### Exercise goal
Some lines of these records may hold the word "value"; state how many, using only the number.

### Records for processing
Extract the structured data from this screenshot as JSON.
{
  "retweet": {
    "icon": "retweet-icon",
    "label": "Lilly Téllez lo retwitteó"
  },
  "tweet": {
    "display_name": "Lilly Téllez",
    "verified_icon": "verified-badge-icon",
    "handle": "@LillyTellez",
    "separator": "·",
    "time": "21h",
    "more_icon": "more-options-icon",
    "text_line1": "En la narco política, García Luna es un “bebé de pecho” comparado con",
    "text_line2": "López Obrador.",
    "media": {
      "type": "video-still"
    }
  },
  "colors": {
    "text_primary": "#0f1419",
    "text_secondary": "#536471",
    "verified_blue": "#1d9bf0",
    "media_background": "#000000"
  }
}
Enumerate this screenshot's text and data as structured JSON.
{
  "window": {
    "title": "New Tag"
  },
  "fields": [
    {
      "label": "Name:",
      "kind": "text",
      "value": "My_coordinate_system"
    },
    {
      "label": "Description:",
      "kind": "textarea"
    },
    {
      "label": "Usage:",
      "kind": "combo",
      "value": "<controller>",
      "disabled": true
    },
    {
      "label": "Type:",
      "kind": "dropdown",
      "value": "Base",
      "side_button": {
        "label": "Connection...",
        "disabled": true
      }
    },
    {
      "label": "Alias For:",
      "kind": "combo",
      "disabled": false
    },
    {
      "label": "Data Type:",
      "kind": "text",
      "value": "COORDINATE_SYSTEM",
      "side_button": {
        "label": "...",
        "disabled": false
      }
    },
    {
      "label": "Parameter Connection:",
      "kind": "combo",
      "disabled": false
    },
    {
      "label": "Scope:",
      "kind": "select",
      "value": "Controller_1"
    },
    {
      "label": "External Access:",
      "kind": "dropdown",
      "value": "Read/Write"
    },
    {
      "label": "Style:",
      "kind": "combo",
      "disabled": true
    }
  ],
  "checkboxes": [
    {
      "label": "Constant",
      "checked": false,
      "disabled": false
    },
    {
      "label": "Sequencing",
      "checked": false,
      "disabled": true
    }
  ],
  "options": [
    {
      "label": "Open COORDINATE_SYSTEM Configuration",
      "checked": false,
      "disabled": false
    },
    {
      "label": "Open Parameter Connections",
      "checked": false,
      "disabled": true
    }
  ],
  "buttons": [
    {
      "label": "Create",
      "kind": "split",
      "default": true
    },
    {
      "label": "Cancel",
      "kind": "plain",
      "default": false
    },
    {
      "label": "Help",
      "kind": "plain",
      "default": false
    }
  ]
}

### Written solution
6